Year after year, one of the most popular resolutions is to lose weight by exercising more or, for those who haven't been active in a while, it's to get back into an exercise routine.

"Physical activity and exercise shouldn't only be about losing weight; they're also key components of a healthy life," said Jason Scotti, M.D., primary care sports medicine physician of Geisinger's Orthopaedic Institute at Geisinger Wyoming Valley Medical Center. "Regular exercise can reduce your risk of several chronic conditions, including heart disease, type 2 diabetes, and some cancers."

However, if you haven't exercised in a while, you may not want to jump right into a new, rigorous fitness regimen.

"Pushing yourself too hard too soon or too frequently, you may be at a higher risk of injury or a medical emergency," Dr. Scotti said. "Cardiac events, like heart attacks, are rare during exercise, but the risk can go up if you suddenly become much more active than usual.

To begin a regimen of physical activity without getting hurt or sick, start slowly and gradually increase your level of activity. Starting this way can also make your fitness resolution more easy to maintain in the long term - you won't feel burned out right away.

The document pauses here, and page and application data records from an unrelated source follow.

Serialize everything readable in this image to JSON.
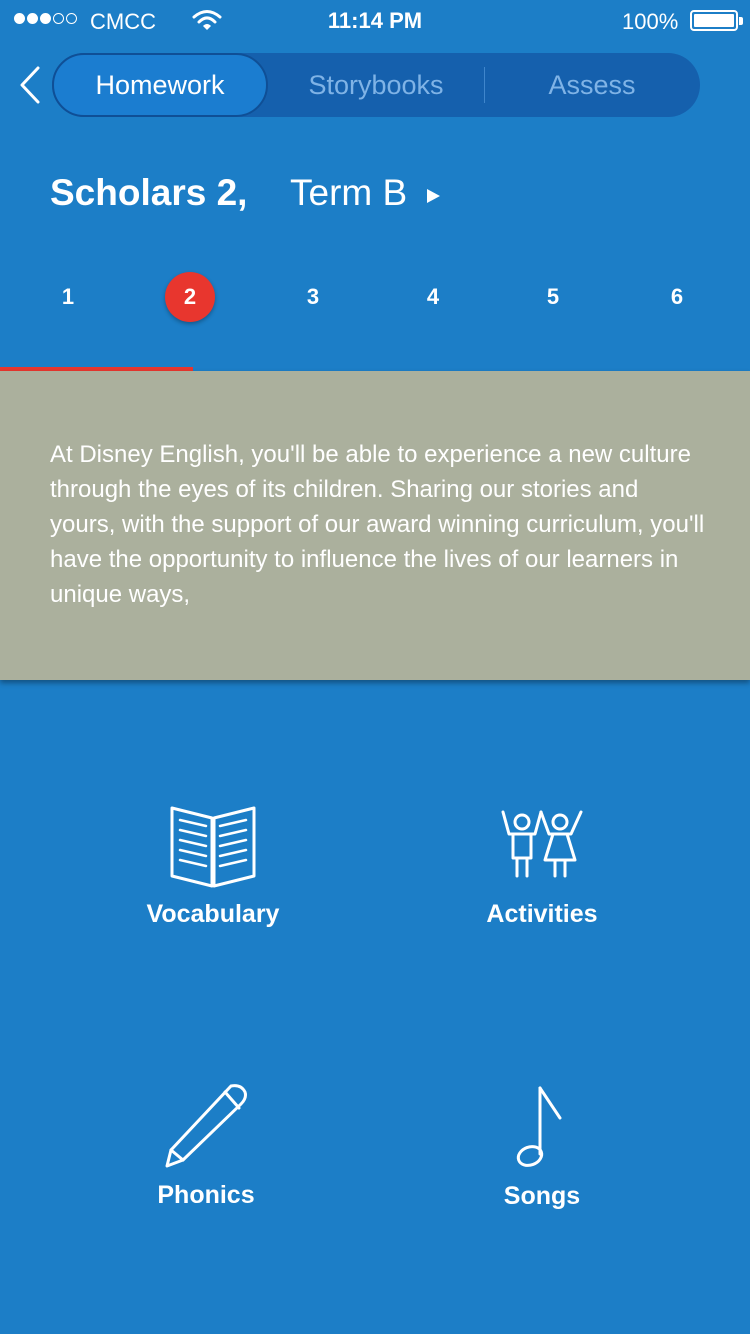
{
  "status_bar": {
    "carrier": "CMCC",
    "time": "11:14 PM",
    "battery": "100%",
    "signal_bars_filled": 3,
    "signal_bars_total": 5
  },
  "nav": {
    "back_icon": "chevron-left-icon",
    "tabs": [
      {
        "label": "Homework",
        "active": true
      },
      {
        "label": "Storybooks",
        "active": false
      },
      {
        "label": "Assess",
        "active": false
      }
    ]
  },
  "course": {
    "title": "Scholars 2,",
    "term": "Term B"
  },
  "units": {
    "items": [
      "1",
      "2",
      "3",
      "4",
      "5",
      "6"
    ],
    "selected": "2"
  },
  "description": "At Disney English, you'll be able to experience a new culture through the eyes of its children. Sharing our stories and yours, with the support of our award winning curriculum, you'll have the opportunity to influence the lives of our learners in unique ways,",
  "features": [
    {
      "label": "Vocabulary",
      "icon": "open-book-icon"
    },
    {
      "label": "Activities",
      "icon": "children-icon"
    },
    {
      "label": "Phonics",
      "icon": "pencil-icon"
    },
    {
      "label": "Songs",
      "icon": "music-note-icon"
    }
  ],
  "colors": {
    "background": "#1c7ec7",
    "segment_bg": "#1560ad",
    "accent_red": "#e8362e",
    "panel_bg": "#abb09d"
  }
}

"Once you establish your routine, then you can gradually build up the intensity, duration, and frequency. As your fitness abilities increase, you will be able to challenge yourself more," Dr. Scotti said.

If you want to increase your physical activity and have a chronic health condition, you may want to talk to your doctor before starting.

"You and your doctor can work together to determine if your condition limits your ability to be active in any way and, if so, create an exercise plan that matches your abilities," Dr. Scotti said.

To further prevent injury, make sure every workout begins with a warmup and ends with a cool down.

"Warming up for five to 10 minutes helps your body get ready to exercise by gradually increasing your heartrate and loosening your muscles and joints," Dr. Scotti said. Warming up can be as simple as riding an exercise bike, jumping rope, or jogging in place.

"Cooling down at the end of a workout is important too - it slowly brings your heart rate back to normal," Dr. Scotti said.

You should also incorporate stretching into your pre and post-workout plan - stretching can increase your flexibility and possibly prevent injury. You should stretch after you warm up and again after you cool down.

If you're unsure about getting active or increasing your current level of physical activity because you're afraid of getting hurt, it's important to know that moderate-intensity aerobic activity, such as brisk walking, is considered generally safe for most people.

"The bottom line when it comes to physical activity is that its health benefits far outweigh the risk of getting hurt," Dr. Scotti said.